▶ [THE TASK] Your response should consist of the entries below, written out exactly.

▶ [DATASET RECORDS]

================

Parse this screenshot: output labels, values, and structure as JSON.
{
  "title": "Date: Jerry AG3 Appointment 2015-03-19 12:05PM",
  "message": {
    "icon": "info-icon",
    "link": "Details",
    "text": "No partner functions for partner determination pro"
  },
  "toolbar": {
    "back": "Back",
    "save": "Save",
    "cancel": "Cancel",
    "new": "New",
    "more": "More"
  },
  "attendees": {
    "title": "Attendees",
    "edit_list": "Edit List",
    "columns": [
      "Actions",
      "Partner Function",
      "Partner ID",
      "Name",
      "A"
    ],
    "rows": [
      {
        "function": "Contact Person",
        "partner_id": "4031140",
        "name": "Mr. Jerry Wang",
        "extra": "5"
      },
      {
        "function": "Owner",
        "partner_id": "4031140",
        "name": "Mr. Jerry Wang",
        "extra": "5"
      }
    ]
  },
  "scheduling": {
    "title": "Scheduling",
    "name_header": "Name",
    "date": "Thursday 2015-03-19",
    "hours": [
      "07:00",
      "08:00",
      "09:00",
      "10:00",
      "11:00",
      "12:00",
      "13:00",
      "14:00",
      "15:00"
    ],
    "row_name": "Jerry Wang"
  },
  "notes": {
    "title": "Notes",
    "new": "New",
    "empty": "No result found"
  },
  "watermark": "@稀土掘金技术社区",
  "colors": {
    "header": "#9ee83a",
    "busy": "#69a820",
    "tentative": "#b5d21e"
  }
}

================

▶ [EXERCISE RESULT]
Parse this screenshot: output labels, values, and structure as JSON.
{
  "title": "Date: Jerry AG3 Appointment 2015-03-19 12:05PM",
  "message": {
    "icon": "info-icon",
    "link": "Details",
    "text": "No partner functions for partner determination pro"
  },
  "toolbar": {
    "back": "Back",
    "save": "Save",
    "cancel": "Cancel",
    "new": "New",
    "more": "More"
  },
  "attendees": {
    "title": "Attendees",
    "edit_list": "Edit List",
    "columns": [
      "Actions",
      "Partner Function",
      "Partner ID",
      "Name",
      "A"
    ],
    "rows": [
      {
        "function": "Contact Person",
        "partner_id": "4031140",
        "name": "Mr. Jerry Wang",
        "extra": "5"
      },
      {
        "function": "Owner",
        "partner_id": "4031140",
        "name": "Mr. Jerry Wang",
        "extra": "5"
      }
    ]
  },
  "scheduling": {
    "title": "Scheduling",
    "name_header": "Name",
    "date": "Thursday 2015-03-19",
    "hours": [
      "07:00",
      "08:00",
      "09:00",
      "10:00",
      "11:00",
      "12:00",
      "13:00",
      "14:00",
      "15:00"
    ],
    "row_name": "Jerry Wang"
  },
  "notes": {
    "title": "Notes",
    "new": "New",
    "empty": "No result found"
  },
  "watermark": "@稀土掘金技术社区",
  "colors": {
    "header": "#9ee83a",
    "busy": "#69a820",
    "tentative": "#b5d21e"
  }
}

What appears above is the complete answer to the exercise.